- DATA SHOWN:

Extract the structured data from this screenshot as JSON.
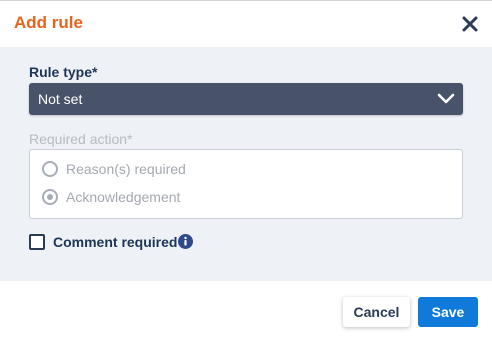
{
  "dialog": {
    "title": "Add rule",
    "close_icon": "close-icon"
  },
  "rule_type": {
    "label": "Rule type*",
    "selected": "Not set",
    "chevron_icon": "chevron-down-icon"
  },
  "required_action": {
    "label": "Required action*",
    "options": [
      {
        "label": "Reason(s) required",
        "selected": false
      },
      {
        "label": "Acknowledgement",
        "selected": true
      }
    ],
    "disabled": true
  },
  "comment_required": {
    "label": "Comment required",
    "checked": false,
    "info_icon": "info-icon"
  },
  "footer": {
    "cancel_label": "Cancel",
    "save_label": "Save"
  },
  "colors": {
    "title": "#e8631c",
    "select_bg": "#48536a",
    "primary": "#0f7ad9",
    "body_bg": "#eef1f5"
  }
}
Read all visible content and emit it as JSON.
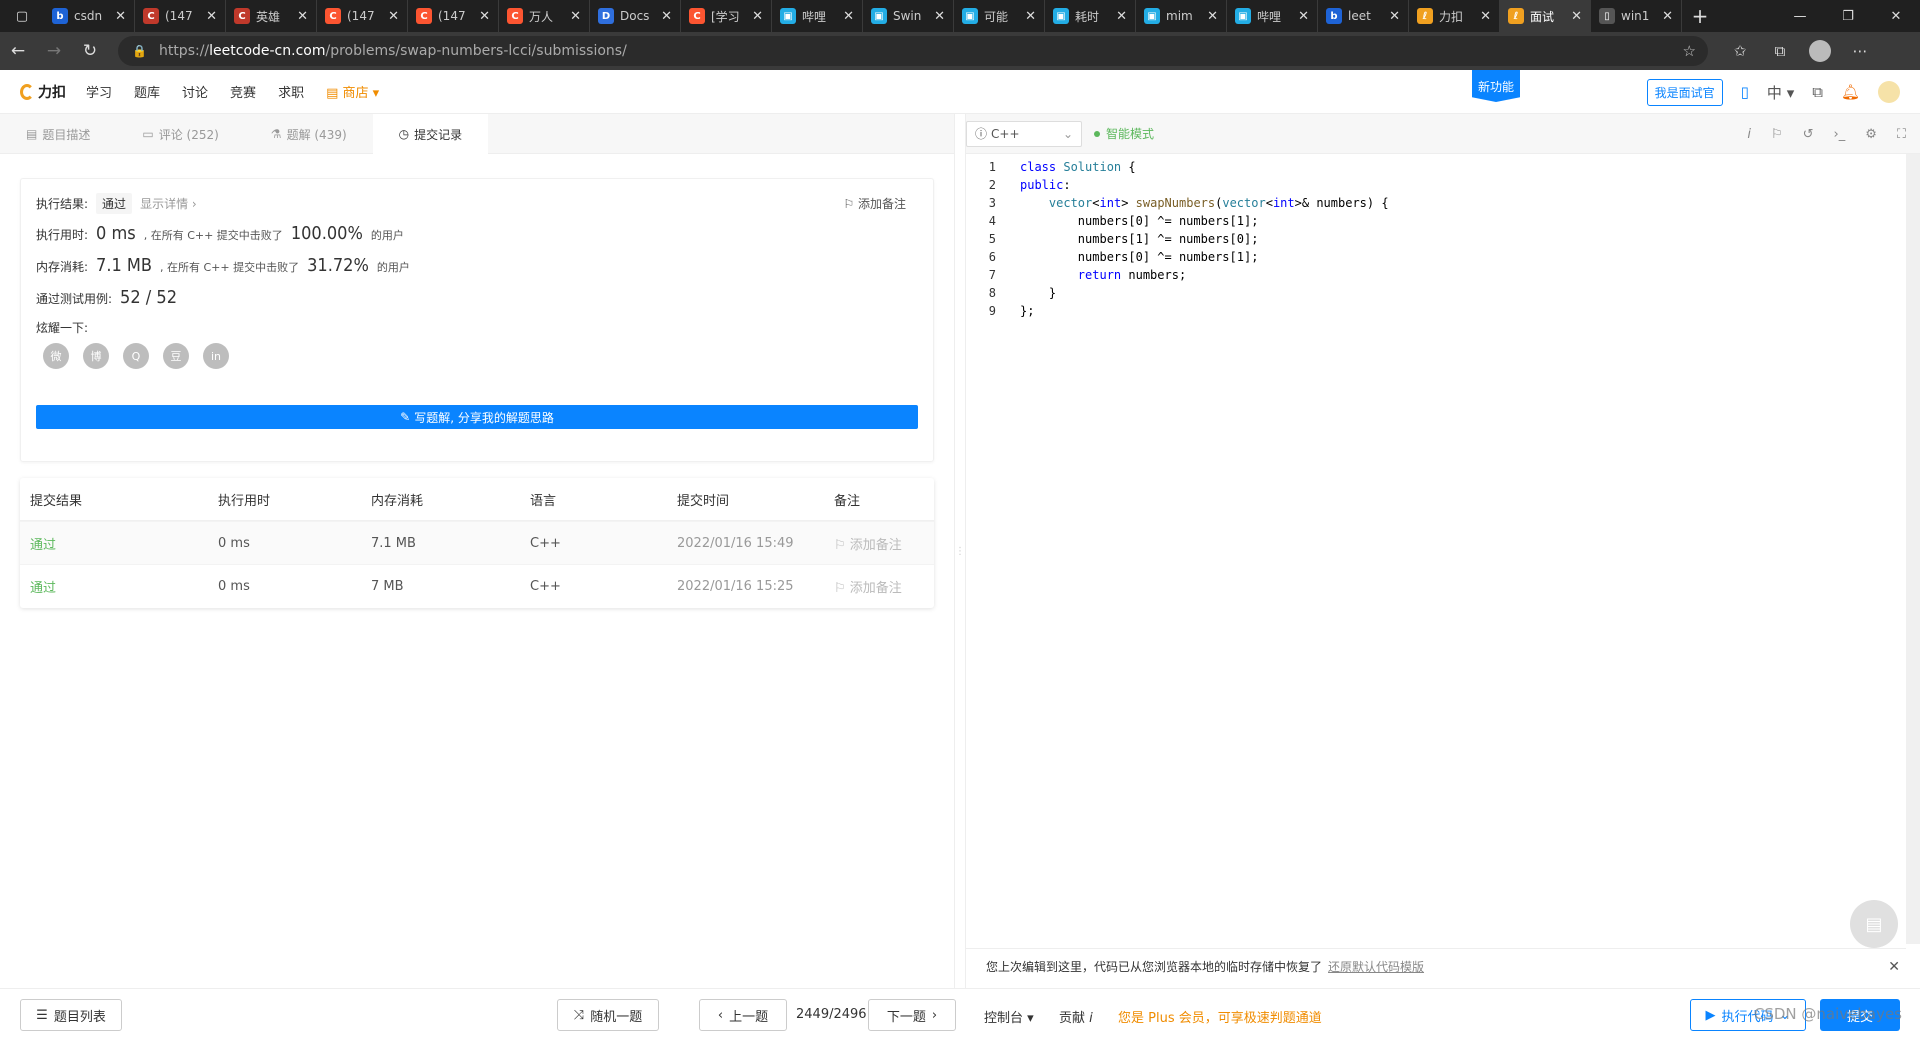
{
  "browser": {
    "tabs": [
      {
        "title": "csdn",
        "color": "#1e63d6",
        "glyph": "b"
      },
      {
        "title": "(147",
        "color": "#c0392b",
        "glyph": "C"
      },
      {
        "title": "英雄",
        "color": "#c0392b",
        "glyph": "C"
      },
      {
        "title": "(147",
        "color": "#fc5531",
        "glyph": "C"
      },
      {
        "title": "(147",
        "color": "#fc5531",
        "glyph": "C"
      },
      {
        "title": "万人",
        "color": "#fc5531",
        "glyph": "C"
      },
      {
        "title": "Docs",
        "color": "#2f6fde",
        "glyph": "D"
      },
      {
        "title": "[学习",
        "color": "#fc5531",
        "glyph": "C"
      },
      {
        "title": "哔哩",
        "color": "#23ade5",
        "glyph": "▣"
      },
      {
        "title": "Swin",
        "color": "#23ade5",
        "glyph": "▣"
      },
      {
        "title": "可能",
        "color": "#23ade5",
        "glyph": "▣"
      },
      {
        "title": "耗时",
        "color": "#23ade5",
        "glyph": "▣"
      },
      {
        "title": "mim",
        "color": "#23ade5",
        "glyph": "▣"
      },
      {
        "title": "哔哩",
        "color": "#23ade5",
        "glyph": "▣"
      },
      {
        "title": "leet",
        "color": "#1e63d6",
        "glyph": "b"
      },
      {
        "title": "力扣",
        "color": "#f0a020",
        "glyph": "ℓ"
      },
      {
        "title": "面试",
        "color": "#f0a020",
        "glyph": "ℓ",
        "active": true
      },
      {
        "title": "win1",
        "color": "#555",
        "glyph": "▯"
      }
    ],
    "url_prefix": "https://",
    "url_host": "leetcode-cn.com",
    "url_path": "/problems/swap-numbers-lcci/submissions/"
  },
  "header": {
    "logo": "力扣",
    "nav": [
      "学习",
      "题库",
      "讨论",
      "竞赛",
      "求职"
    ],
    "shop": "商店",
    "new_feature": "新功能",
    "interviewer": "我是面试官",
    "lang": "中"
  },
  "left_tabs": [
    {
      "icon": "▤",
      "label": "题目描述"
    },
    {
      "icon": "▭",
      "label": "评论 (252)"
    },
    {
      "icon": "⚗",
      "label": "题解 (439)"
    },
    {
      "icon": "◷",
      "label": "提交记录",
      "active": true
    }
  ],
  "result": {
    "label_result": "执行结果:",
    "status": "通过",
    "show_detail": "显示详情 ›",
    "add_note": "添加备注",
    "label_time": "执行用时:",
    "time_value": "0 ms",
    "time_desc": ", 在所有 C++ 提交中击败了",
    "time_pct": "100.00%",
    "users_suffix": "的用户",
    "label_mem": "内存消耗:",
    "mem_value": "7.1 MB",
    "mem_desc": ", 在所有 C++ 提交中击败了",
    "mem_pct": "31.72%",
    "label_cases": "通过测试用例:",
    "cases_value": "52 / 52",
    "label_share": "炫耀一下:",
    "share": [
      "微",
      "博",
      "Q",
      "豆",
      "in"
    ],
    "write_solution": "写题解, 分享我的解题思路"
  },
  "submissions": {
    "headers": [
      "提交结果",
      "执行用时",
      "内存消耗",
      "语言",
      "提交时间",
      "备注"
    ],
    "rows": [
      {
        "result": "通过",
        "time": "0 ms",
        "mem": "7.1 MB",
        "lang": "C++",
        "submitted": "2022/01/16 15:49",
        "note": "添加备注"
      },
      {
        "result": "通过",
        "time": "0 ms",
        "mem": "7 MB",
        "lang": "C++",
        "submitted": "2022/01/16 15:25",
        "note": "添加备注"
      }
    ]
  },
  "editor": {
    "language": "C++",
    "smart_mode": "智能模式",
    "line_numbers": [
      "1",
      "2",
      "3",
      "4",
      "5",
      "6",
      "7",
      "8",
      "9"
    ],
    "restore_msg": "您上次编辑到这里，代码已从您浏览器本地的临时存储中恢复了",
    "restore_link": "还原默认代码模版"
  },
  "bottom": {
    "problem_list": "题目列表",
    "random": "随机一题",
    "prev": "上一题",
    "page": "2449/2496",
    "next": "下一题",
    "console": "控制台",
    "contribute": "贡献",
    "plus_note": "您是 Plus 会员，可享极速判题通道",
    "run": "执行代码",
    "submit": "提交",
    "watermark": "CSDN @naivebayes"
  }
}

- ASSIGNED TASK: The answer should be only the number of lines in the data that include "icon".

- SOLUTION BELOW: 7